21st June 2019
We alerted you in our article in July last year that under new rules due to come in 2019 builders, sub-contractors and other trades associated with the construction industry will have to start using a new method of accounting for VAT. The measure is designed to combat VAT fraud in the construction sector labour supply chain which HMRC argue presents a significant tax loss.
HMRC published a final version of the draft legislation in November 2018 to introduce the ‘Reverse Charge for Construction Services’ with the new rules due to take effect from the 1 October 2019.
What are the VAT changes?
Currently, a sub-contractor is responsible for charging and accounting for VAT to HMRC on supplies to main contractors. From 1 October 2019, the main contractor will be responsible for declaring the VAT on supplies received from the sub-contractor under the “reverse charge” rules. An equivalent VAT deduction can also be claimed by the main contractor subject to the normal rules of VAT recovery.
Under the proposed new rules, supplies of standard or reduced-rated building services between VAT-registered businesses in the supply chain will not be invoiced in the normal way. Under the reverse charge a main contractor would account for the VAT on the services of any sub-contractor and the supplier does not invoice for VAT. The customer (main contractor) would then account for VAT on the net value of the supplier’s invoice and at the same time deducts that VAT – leaving a nil net tax position. This is intended to ensure that VAT is correctly accounted for on supplies by sub-contractors.
The reverse charge represents part of a government clamp-down on VAT fraud. Large amounts of VAT are lost through ‘missing trader’ fraud. In this type of fraud, VAT is charged by a supplier, who then disappears, along with the output tax. The VAT is thus lost to HMRC. Construction is considered a particularly high-risk sector because of the potential to make supplies with minimal input tax but considerable output tax.
What construction work is affected
The reverse charge will apply to a wide range of services in the building trade, including construction, alteration, repairs, demolition, installation of heat, light, water and power systems, drainage, painting and decorating, erection of scaffolding, civil engineering works and associated site clearance, excavation, and foundation works. The definitions have been lifted directly from the CIS legislation.
What are the excluded works
Professional services of architects or surveyors, or of consultants in building, engineering, interior or exterior decoration or in the laying-out of landscape are not covered by the new rules. The legislation sets out other work to which the reverse charge does not apply.
The VAT treatment of services provided to the final customer should not be effected by the changes.
What should you do to prepare?
All businesses involved in the construction industry should review their supply chains to consider how they will be impacted by the changes. It will be important to identify the categories of supplies which may be subject to the new “reverse charge” rules and making sure your accounting systems are updated accordingly. Contracts for services between sub-contractors and contractors may need to be reviewed and updated.

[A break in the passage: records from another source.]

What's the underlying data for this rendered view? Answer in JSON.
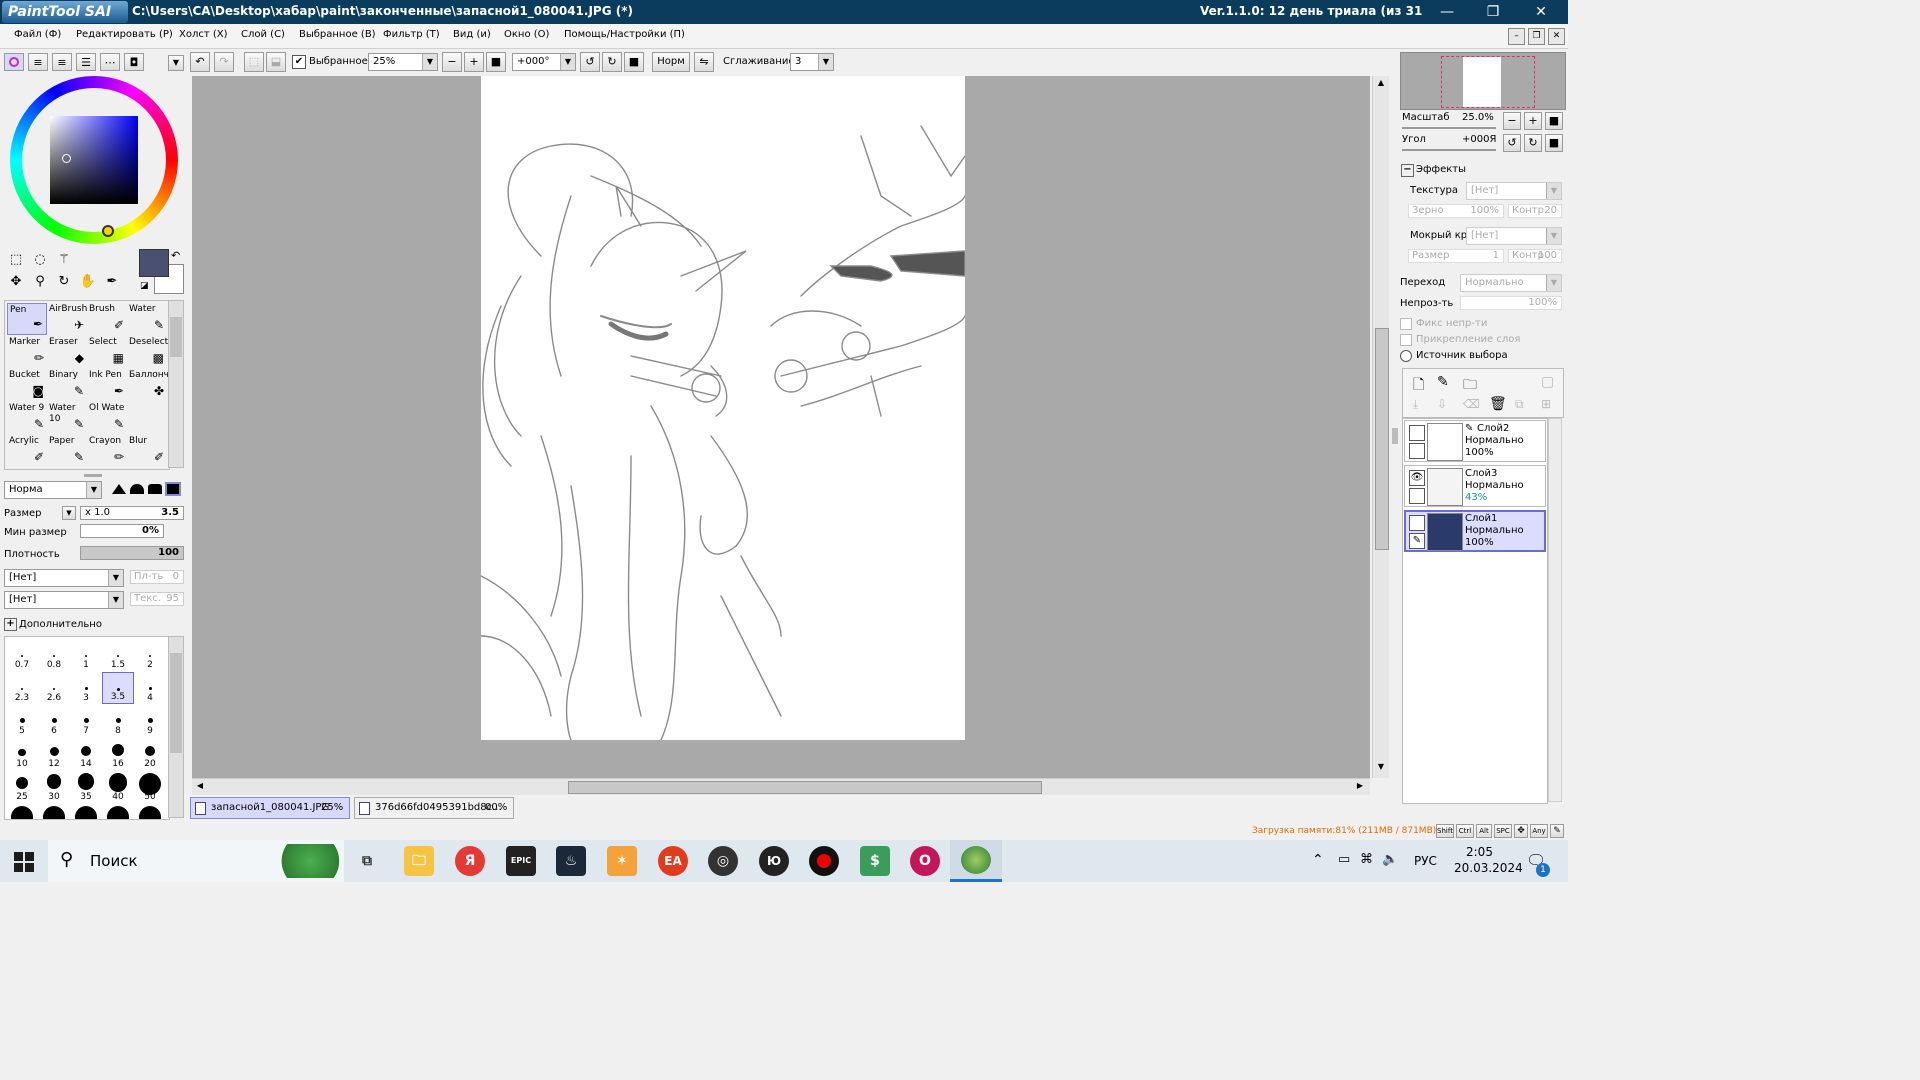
{
  "titlebar": {
    "app_logo": "PaintTool SAI",
    "path": "C:\\Users\\CA\\Desktop\\хабар\\paint\\законченные\\запасной1_080041.JPG (*)",
    "version": "Ver.1.1.0: 12 день триала (из 31",
    "minimize": "—",
    "maximize": "❐",
    "close": "✕"
  },
  "menu": {
    "items": [
      "Файл (Ф)",
      "Редактировать (Р)",
      "Холст (Х)",
      "Слой (С)",
      "Выбранное (В)",
      "Фильтр (Т)",
      "Вид (и)",
      "Окно (О)",
      "Помощь/Настройки (П)"
    ]
  },
  "toolbar": {
    "selection_checkbox_label": "Выбранное",
    "zoom_value": "25%",
    "angle_value": "+000°",
    "norm_label": "Норм",
    "smoothing_label": "Сглаживание",
    "smoothing_value": "3"
  },
  "tools": {
    "items": [
      {
        "label": "Pen",
        "icon": "pen-icon",
        "active": true
      },
      {
        "label": "AirBrush",
        "icon": "airbrush-icon"
      },
      {
        "label": "Brush",
        "icon": "brush-icon"
      },
      {
        "label": "Water",
        "icon": "water-brush-icon"
      },
      {
        "label": "Marker",
        "icon": "marker-icon"
      },
      {
        "label": "Eraser",
        "icon": "eraser-icon"
      },
      {
        "label": "Select",
        "icon": "select-brush-icon"
      },
      {
        "label": "Deselect",
        "icon": "deselect-brush-icon"
      },
      {
        "label": "Bucket",
        "icon": "bucket-icon"
      },
      {
        "label": "Binary",
        "icon": "binary-pen-icon"
      },
      {
        "label": "Ink Pen",
        "icon": "ink-pen-icon"
      },
      {
        "label": "Баллонч",
        "icon": "spray-icon"
      },
      {
        "label": "Water 9",
        "icon": "water-brush-icon"
      },
      {
        "label": "Water 10",
        "icon": "water-brush-icon"
      },
      {
        "label": "Ol Wate",
        "icon": "oil-water-icon"
      },
      {
        "label": "",
        "icon": ""
      },
      {
        "label": "Acrylic",
        "icon": "acrylic-icon"
      },
      {
        "label": "Paper",
        "icon": "paper-icon"
      },
      {
        "label": "Crayon",
        "icon": "crayon-icon"
      },
      {
        "label": "Blur",
        "icon": "blur-icon"
      }
    ]
  },
  "brush": {
    "mode": "Норма",
    "size_label": "Размер",
    "size_multiplier": "x 1.0",
    "size_value": "3.5",
    "min_size_label": "Мин размер",
    "min_size_value": "0%",
    "density_label": "Плотность",
    "density_value": "100",
    "density_fraction": 1.0,
    "shape_1": "[Нет]",
    "shape_1_strength": "0",
    "shape_1_strength_label": "Пл-ть",
    "texture": "[Нет]",
    "texture_strength": "95",
    "texture_strength_label": "Текс.",
    "advanced_label": "Дополнительно"
  },
  "brush_sizes": [
    "0.7",
    "0.8",
    "1",
    "1.5",
    "2",
    "2.3",
    "2.6",
    "3",
    "3.5",
    "4",
    "5",
    "6",
    "7",
    "8",
    "9",
    "10",
    "12",
    "14",
    "16",
    "20",
    "25",
    "30",
    "35",
    "40",
    "50",
    "",
    "",
    "",
    "",
    ""
  ],
  "brush_sizes_selected": "3.5",
  "navigator": {
    "zoom_label": "Масштаб",
    "zoom_value": "25.0%",
    "angle_label": "Угол",
    "angle_value": "+000Я"
  },
  "effects": {
    "header": "Эффекты",
    "texture_label": "Текстура",
    "texture_value": "[Нет]",
    "grain_label": "Зерно",
    "grain_value": "100%",
    "contrast_label": "Контр",
    "contrast_value": "20",
    "wet_edge_label": "Мокрый край",
    "wet_edge_value": "[Нет]",
    "size_label": "Размер",
    "size_value": "1",
    "contrast2_label": "Контр",
    "contrast2_value": "100"
  },
  "layer_props": {
    "blend_label": "Переход",
    "blend_value": "Нормально",
    "opacity_label": "Непроз-ть",
    "opacity_value": "100%",
    "fix_opacity": "Фикс непр-ти",
    "clip_layer": "Прикрепление слоя",
    "selection_source": "Источник выбора"
  },
  "layers": [
    {
      "name": "Слой2",
      "mode": "Нормально",
      "opacity": "100%",
      "visible": false,
      "selected": false
    },
    {
      "name": "Слой3",
      "mode": "Нормально",
      "opacity": "43%",
      "visible": true,
      "selected": false
    },
    {
      "name": "Слой1",
      "mode": "Нормально",
      "opacity": "100%",
      "visible": false,
      "selected": true
    }
  ],
  "documents": [
    {
      "name": "запасной1_080041.JPG",
      "zoom": "25%",
      "active": true
    },
    {
      "name": "376d66fd0495391bd8c...",
      "zoom": "00%",
      "active": false
    }
  ],
  "status": {
    "memory": "Загрузка памяти:81% (211MB / 871MB)",
    "keys": [
      "Shift",
      "Ctrl",
      "Alt",
      "SPC",
      "Any"
    ]
  },
  "taskbar": {
    "search_placeholder": "Поиск",
    "language": "РУС",
    "time": "2:05",
    "date": "20.03.2024",
    "notification_count": "1"
  },
  "colors": {
    "title_bg": "#0b3c5d",
    "current_color": "#4a5070",
    "selection_highlight": "#dcdcff",
    "memory_text": "#e06a00",
    "canvas_bg": "#a9a9a9"
  }
}
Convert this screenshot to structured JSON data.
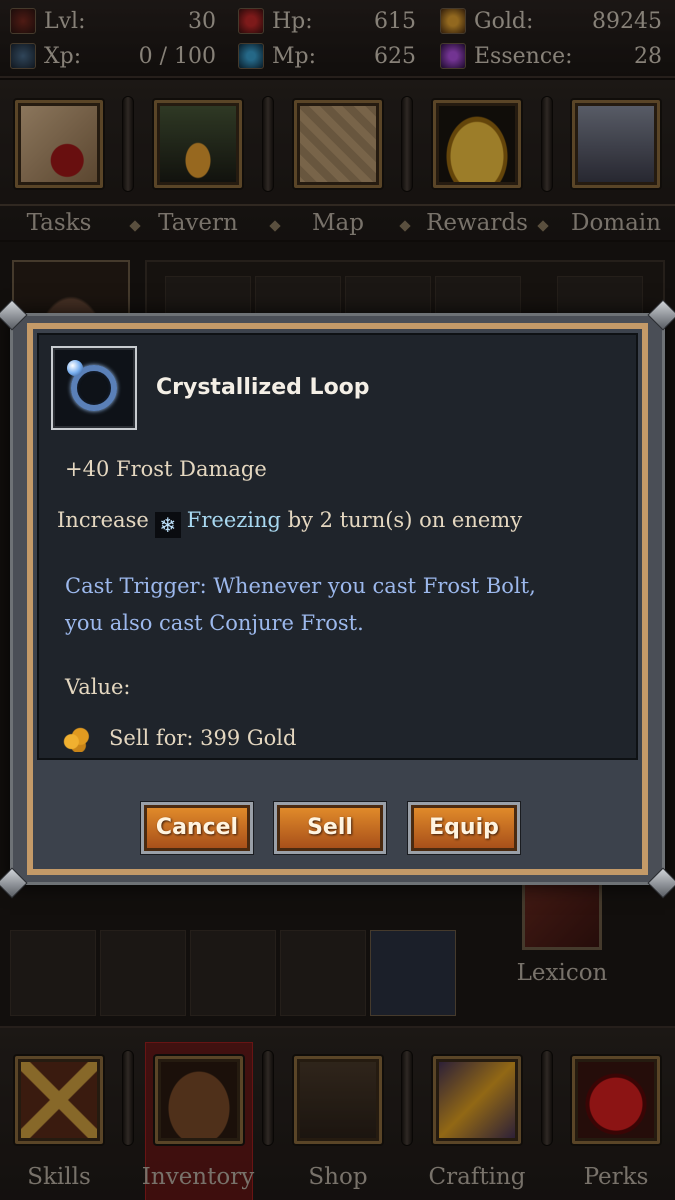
{
  "stats": {
    "lvl_label": "Lvl:",
    "lvl": "30",
    "hp_label": "Hp:",
    "hp": "615",
    "gold_label": "Gold:",
    "gold": "89245",
    "xp_label": "Xp:",
    "xp": "0 / 100",
    "mp_label": "Mp:",
    "mp": "625",
    "essence_label": "Essence:",
    "essence": "28"
  },
  "top_nav": [
    "Tasks",
    "Tavern",
    "Map",
    "Rewards",
    "Domain"
  ],
  "bottom_nav": [
    "Skills",
    "Inventory",
    "Shop",
    "Crafting",
    "Perks"
  ],
  "active_bottom_tab": "Inventory",
  "side_panel": {
    "lexicon_label": "Lexicon"
  },
  "item_modal": {
    "name": "Crystallized Loop",
    "stat_line": "+40 Frost Damage",
    "effect_prefix": "Increase",
    "effect_icon": "snowflake-icon",
    "effect_keyword": "Freezing",
    "effect_suffix": "by 2 turn(s) on enemy",
    "trigger_line1": "Cast Trigger: Whenever you cast Frost Bolt,",
    "trigger_line2": "you also cast Conjure Frost.",
    "value_label": "Value:",
    "sell_text": "Sell for: 399 Gold",
    "buttons": {
      "cancel": "Cancel",
      "sell": "Sell",
      "equip": "Equip"
    }
  },
  "colors": {
    "accent_orange": "#e08a2a",
    "frame_tan": "#c49a68",
    "trigger_blue": "#9cb8ec",
    "freezing_cyan": "#a8d8f0",
    "active_tab_red": "#a02020"
  }
}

We can help
It is essential to prepare your business in advance of these changes. VAT is a complex area of tax and in this article we have only been able to touch on some of the issues involved with the changes. If you think you are likely to be affected by these changes we can work with you to ensure you are well prepared for the new system.
If you would like to find out more or meet to discuss the VAT planning services which we are able to provide, please contact Paul Carnell, one of our other Partners or one of our tax advisers in Exmouth & Exeter on 01392 258553 or 01395 279521 to arrange a free initial meeting.